Six teachers at all levels were selected.
The iPads cost $538 per device, according to Dale Munsch, the district's director of technology services.
The district is also purchasing cases for the iPads, charging and synching carts for each classroom, wireless access points for each classroom and a few other peripherals, he said.
The money for this project comes from the district's Enhancing Education Through Technology grants. They are part of the federal No Child Left Behind Act, and set aside to assist eligible local educational agencies in using technology to enhance teaching and learning.
Assistant Superintendent Art Hand sees the district's iPad trial as groundbreaking. "(It has) the potential to significantly change the way that we deliver education," he said.

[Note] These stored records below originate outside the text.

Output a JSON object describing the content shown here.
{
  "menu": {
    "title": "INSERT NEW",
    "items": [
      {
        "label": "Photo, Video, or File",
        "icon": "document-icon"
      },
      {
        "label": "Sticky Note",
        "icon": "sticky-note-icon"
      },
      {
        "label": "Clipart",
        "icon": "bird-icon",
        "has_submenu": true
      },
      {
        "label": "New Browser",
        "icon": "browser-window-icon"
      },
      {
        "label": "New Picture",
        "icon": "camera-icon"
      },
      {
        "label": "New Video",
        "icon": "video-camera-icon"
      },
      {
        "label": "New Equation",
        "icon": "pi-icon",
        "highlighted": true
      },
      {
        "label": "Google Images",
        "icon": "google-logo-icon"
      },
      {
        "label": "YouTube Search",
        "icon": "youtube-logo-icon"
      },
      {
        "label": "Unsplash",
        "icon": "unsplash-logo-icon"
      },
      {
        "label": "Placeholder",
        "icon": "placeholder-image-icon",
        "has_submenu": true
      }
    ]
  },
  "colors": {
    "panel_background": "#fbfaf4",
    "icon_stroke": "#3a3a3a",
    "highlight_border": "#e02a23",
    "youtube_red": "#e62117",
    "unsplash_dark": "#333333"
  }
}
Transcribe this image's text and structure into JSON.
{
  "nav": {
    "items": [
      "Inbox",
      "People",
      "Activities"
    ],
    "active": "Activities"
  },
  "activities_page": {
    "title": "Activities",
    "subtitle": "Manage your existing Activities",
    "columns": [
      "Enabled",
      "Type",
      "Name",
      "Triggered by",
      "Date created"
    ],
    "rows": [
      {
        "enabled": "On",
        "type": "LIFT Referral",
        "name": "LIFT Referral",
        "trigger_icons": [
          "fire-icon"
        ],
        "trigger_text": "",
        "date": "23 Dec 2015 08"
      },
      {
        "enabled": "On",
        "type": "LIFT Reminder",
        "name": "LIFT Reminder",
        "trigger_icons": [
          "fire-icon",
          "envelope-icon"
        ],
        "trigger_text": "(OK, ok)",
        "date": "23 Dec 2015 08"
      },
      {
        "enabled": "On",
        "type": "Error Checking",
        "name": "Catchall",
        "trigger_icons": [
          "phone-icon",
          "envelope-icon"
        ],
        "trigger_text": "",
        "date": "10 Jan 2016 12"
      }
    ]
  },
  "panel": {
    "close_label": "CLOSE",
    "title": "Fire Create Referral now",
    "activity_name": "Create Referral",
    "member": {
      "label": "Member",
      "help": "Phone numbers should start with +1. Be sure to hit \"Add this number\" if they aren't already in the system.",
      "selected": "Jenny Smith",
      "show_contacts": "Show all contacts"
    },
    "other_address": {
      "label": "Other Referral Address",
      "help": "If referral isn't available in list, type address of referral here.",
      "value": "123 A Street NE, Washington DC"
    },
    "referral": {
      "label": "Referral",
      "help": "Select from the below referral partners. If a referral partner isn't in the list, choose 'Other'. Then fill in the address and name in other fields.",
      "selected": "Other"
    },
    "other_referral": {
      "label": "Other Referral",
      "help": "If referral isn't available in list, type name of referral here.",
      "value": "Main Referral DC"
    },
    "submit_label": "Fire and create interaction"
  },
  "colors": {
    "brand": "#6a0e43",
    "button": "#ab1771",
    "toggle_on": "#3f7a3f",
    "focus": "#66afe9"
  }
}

Hand has received positive comments from the teaching staff throughout the process. The level of participation in the application phase speaks well to that with 59 total applications for five potential slots.
"This made the selection process incredibly difficult, but the teachers chosen do represent a fantastic cross-section from a highly-talented pool of educators," Hand said. The following teachers were chosen:
- Bryan Lum, McNair High
- Charles Taylor, McAuliffe Middle
- Chris Funge, Larson Elementary
- Lisa Fromm, Beckman Elementary
- Kim Loftin, Wagner Holt Elementary
- Sonja Renhult, Tokay Colony Elementary
School districts throughout the region are putting iPads into classrooms on a trial basis.
In Calistoga, more than a dozen pre-school students practiced writing letters and reading on the colorful pads this summer. Software loaded onto the devices included interactive stories and songs.
If the children continue to work on their curriculum and the parents attend all the conferences, the family gets to keep the iPad free of charge.
In the Merced County town of Le Grande, all incoming high school freshmen and returning sophomores will be issued iPads. The plan is for every student in the school to have one within five years.
"We need to move our students forward into the 21st century, and the iPad is the perfect tool to help us do that," Superintendent Donna Alley said in a press release.
Like Lodi, the school's devices were paid for through grants.